Metallo-?-lactamase L1 (m?l L1), originally from Stenotrophomonas maltophilia, can hydrolyze all ?-lactam containing antibiotics. Previous crystal structures showed that m?l L1binds two Zn(II) ions in the active site, and there is a long flexible loop above the metal center. To better understand the function of the Zn(II) ions in m?l L1, several metal-substituted and heterobimetallic analogs of L1 were generated and characterized using spectroscopic and kinetic studies. The metal binding sites in L1 can accommodate a number of different metal ions to afford catalytically-active analogs. Pre-steady state kinetic studies using nitrocefin as substrate showed that both Zn(II) ions were required for the formation of intermediate and that an analog of L1 containing only one equivalent of Zn(II) is slightly active. Different metal ions in the Zn2 metal binding site modulated m?l L1's substrate preference, and L1 analogs containing Ni(II) or Fe in the Zn2 site were unable to hydrolyze penicillins but could hydrolyze cephalosporins and carbapenems. Rapid freeze quench (RFQ) EPR and 1H NMR spectra confirmed the catalytic function of both metal sites. Based on the kinetic and spectroscopic studies, a reaction mechanism of m?l L1 was proposed when nitrocefin is the substrate. In an effort to understand the function of the loop above the active site, fluorescence resonance energy transfer (FRET) and double electron electron resonance (DEER) studies were proposed.

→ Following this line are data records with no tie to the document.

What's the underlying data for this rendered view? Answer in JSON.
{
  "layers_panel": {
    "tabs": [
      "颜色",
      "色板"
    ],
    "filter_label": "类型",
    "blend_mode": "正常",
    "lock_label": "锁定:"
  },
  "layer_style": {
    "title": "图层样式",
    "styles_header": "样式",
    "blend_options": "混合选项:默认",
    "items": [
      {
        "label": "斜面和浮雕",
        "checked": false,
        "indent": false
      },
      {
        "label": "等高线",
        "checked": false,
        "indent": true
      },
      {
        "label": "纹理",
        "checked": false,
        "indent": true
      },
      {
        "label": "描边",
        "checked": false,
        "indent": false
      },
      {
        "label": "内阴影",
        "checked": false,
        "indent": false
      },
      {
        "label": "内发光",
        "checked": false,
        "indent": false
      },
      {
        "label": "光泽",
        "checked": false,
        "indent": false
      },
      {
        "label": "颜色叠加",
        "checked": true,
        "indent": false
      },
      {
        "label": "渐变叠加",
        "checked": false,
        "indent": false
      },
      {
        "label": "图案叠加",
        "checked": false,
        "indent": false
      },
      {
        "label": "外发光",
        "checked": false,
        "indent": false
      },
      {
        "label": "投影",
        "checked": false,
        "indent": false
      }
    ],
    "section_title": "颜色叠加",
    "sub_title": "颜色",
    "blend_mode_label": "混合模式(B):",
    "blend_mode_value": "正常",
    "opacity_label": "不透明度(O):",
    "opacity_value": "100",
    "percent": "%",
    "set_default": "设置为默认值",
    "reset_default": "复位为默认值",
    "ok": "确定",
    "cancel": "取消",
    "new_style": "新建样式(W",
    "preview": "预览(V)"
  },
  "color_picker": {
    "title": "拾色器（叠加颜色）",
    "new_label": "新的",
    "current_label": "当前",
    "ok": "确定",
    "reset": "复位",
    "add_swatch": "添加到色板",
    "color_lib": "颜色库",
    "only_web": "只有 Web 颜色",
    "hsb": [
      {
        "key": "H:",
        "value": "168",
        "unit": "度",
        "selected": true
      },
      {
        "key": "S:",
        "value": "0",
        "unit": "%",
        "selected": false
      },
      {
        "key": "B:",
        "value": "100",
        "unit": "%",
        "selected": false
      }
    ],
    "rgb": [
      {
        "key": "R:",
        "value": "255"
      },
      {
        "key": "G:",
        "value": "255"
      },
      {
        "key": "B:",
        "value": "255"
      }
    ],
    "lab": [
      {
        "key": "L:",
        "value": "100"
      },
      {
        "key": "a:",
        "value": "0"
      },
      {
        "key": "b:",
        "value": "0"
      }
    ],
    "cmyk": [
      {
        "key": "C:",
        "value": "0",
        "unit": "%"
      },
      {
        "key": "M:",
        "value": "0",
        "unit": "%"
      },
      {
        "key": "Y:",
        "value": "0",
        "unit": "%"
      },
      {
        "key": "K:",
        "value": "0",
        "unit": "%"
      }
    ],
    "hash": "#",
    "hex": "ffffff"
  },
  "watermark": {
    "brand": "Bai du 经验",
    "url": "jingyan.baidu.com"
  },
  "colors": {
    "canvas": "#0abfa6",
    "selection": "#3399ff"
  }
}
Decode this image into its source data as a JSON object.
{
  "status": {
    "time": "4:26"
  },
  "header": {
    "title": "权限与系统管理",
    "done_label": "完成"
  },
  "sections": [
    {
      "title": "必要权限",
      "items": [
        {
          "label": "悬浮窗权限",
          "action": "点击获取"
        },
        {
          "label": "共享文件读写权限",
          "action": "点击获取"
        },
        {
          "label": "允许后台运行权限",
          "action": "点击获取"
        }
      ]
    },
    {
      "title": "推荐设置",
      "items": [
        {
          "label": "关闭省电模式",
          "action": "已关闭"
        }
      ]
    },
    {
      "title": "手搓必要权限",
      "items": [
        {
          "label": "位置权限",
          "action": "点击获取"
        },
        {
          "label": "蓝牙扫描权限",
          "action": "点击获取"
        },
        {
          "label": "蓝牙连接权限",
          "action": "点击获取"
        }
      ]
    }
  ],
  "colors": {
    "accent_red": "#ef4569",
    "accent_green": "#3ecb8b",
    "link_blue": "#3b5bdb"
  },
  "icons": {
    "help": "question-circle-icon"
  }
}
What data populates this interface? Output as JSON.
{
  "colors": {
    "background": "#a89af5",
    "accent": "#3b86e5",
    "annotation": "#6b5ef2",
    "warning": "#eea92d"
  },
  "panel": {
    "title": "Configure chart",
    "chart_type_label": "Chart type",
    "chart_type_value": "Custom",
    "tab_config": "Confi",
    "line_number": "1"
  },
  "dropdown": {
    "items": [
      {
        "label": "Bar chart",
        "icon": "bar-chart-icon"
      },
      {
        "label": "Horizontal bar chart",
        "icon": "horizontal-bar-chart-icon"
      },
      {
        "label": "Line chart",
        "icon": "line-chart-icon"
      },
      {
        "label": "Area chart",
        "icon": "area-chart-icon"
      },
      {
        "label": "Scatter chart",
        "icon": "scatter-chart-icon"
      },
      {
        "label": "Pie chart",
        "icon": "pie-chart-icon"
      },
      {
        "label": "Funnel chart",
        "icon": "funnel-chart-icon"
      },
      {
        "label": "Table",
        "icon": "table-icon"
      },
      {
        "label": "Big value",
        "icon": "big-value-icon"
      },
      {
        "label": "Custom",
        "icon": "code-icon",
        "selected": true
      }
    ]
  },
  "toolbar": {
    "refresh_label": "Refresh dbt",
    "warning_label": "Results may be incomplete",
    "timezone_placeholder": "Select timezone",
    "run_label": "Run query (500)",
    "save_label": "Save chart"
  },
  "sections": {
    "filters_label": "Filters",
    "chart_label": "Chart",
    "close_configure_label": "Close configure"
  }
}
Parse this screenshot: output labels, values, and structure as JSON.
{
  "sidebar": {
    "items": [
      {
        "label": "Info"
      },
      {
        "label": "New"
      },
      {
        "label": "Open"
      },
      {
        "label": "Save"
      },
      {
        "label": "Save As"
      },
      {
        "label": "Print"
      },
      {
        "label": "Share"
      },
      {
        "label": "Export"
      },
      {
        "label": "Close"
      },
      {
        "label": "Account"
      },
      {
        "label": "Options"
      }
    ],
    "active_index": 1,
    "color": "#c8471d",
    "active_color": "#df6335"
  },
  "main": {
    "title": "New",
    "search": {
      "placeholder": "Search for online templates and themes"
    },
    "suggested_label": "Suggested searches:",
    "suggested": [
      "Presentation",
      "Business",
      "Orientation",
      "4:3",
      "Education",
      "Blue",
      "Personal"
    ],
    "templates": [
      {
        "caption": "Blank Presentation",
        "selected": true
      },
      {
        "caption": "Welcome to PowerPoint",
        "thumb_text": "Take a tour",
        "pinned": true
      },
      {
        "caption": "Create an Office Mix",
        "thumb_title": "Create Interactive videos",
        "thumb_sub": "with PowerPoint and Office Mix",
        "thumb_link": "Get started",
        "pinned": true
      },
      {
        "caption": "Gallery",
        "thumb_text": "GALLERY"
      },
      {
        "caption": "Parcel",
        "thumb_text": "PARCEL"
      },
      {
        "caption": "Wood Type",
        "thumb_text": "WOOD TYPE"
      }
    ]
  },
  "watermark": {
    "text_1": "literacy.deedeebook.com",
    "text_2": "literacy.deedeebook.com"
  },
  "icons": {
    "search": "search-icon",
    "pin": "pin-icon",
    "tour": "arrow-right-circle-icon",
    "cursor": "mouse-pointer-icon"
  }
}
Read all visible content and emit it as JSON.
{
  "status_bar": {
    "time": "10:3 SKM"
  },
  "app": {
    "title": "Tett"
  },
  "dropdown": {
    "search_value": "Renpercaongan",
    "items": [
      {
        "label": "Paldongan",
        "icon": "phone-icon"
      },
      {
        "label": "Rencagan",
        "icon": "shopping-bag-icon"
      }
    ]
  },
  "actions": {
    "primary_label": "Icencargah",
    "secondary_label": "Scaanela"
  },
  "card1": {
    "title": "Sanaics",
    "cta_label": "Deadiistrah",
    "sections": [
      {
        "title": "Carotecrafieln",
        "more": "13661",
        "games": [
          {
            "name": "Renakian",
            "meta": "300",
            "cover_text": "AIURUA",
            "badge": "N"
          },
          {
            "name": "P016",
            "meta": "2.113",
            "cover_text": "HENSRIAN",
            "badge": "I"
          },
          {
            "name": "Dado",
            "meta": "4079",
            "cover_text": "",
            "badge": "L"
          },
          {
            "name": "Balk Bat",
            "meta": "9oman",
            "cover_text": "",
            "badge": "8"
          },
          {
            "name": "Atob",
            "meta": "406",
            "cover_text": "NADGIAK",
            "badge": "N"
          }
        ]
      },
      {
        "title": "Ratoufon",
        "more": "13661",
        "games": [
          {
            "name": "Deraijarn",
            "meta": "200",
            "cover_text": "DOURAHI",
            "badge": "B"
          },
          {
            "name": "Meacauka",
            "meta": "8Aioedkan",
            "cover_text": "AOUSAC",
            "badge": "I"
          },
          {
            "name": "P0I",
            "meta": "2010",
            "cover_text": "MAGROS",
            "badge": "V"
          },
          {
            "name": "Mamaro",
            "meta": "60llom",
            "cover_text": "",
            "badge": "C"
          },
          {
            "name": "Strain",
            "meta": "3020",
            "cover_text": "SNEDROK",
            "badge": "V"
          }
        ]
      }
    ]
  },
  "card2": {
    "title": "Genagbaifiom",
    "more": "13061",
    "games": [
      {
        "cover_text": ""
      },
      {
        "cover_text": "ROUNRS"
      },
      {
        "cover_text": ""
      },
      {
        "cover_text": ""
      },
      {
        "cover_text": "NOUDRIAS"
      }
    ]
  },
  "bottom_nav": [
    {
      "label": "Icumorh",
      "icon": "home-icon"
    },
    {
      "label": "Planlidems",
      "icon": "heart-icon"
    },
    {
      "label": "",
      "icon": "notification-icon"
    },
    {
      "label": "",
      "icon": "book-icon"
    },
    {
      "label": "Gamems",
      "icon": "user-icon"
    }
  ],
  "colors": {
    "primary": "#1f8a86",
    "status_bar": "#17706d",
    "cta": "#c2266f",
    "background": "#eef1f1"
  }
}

The preparation of double FRET labeled L1 analogs was unsuccessful; however, a double spin-labeled analog was made. Preliminary RFQ-DEER data show that this technique can be used to probe intramolecular motions during catalysis. The data from this dissertation can be used to guide future rational inhibitor design efforts.
School Location:USA - Ohio
Source Type:Master's Thesis
Keywords:metallo ? lactamase zn ii spectroscopic kinetic enzyme mechanism
Date of Publication:01/01/2008